Exercise brief
Look in the material below for the line holding "Transcribe this image's". Set it down exactly, with each later line up to and including the line holding "Enumerate this screenshot's".

Input material Start Marker

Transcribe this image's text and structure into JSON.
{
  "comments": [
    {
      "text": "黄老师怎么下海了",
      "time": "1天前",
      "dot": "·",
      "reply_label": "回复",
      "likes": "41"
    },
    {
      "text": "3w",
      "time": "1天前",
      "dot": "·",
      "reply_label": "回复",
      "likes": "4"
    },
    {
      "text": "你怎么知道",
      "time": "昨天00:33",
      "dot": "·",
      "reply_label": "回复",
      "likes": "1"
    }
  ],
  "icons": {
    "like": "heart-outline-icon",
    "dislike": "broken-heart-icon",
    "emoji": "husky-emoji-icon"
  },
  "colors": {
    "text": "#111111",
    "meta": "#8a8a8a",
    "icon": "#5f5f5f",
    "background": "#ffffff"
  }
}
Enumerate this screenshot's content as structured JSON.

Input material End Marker
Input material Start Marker

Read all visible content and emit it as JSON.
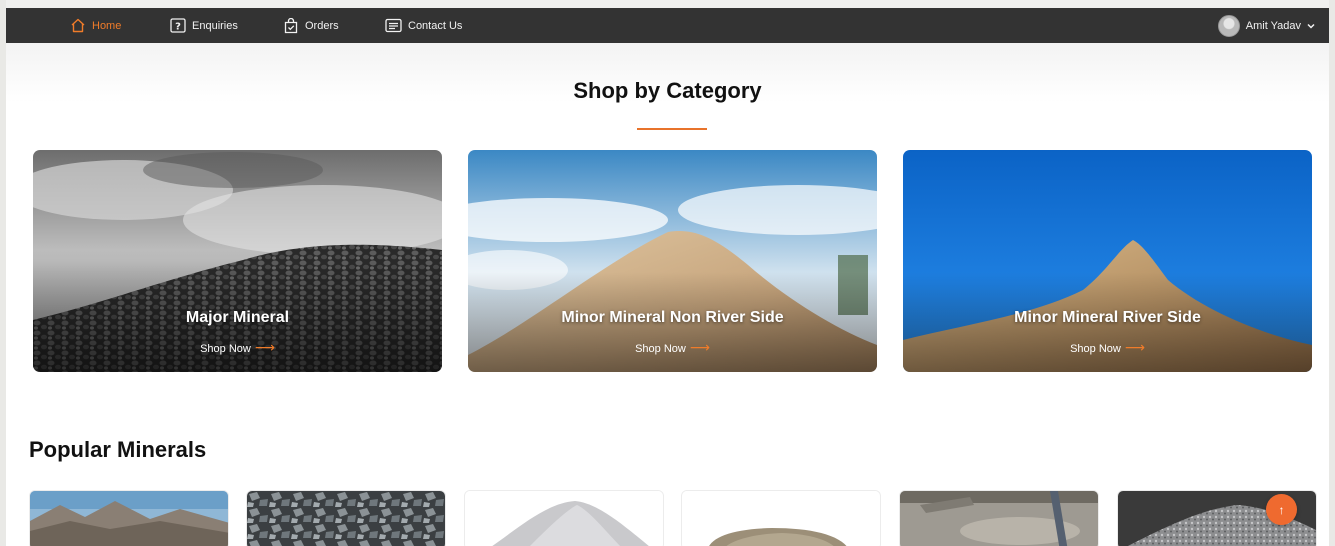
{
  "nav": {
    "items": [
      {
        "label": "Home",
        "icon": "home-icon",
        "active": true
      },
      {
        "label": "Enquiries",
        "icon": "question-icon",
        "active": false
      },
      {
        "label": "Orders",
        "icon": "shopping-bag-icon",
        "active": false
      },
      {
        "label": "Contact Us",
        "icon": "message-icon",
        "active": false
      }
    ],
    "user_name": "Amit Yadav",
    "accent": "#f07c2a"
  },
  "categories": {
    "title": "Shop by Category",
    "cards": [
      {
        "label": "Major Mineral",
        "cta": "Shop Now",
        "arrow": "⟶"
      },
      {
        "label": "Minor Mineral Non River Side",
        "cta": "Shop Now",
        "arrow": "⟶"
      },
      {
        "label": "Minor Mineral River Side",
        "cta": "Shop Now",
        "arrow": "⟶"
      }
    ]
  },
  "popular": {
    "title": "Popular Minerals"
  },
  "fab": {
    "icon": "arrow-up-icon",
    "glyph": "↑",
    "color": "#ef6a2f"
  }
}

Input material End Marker
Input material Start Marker

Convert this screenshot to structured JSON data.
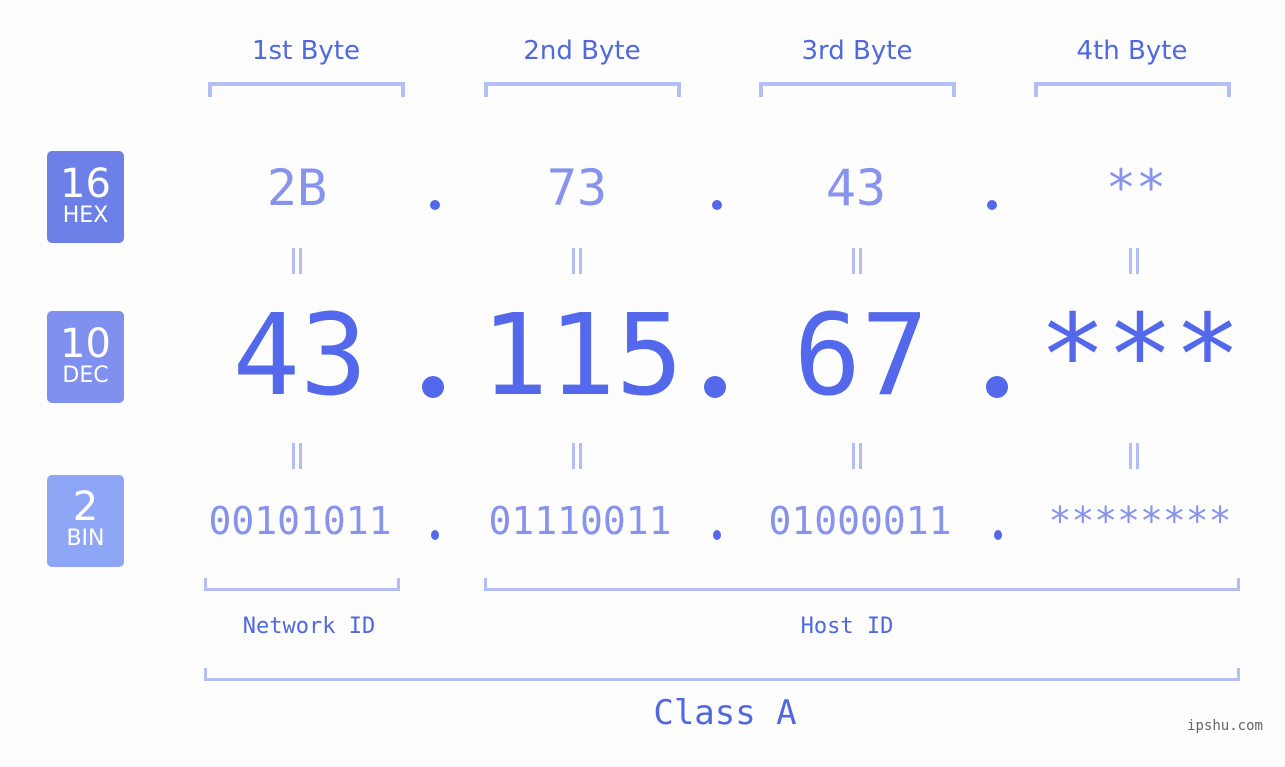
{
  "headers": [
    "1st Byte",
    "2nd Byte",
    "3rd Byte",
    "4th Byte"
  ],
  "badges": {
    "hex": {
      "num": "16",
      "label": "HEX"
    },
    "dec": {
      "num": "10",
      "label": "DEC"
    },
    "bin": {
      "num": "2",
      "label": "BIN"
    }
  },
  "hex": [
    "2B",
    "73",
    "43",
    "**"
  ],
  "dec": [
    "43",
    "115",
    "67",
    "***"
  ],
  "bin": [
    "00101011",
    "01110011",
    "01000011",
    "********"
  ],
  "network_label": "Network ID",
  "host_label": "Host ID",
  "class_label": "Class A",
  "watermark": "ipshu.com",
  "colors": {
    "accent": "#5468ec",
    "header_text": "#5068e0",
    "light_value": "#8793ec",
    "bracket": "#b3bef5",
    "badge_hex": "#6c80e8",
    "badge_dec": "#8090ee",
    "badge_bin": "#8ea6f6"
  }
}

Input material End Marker

Answer to the exercise
Transcribe this image's text and structure into JSON.
{
  "comments": [
    {
      "text": "黄老师怎么下海了",
      "time": "1天前",
      "dot": "·",
      "reply_label": "回复",
      "likes": "41"
    },
    {
      "text": "3w",
      "time": "1天前",
      "dot": "·",
      "reply_label": "回复",
      "likes": "4"
    },
    {
      "text": "你怎么知道",
      "time": "昨天00:33",
      "dot": "·",
      "reply_label": "回复",
      "likes": "1"
    }
  ],
  "icons": {
    "like": "heart-outline-icon",
    "dislike": "broken-heart-icon",
    "emoji": "husky-emoji-icon"
  },
  "colors": {
    "text": "#111111",
    "meta": "#8a8a8a",
    "icon": "#5f5f5f",
    "background": "#ffffff"
  }
}
Enumerate this screenshot's content as structured JSON.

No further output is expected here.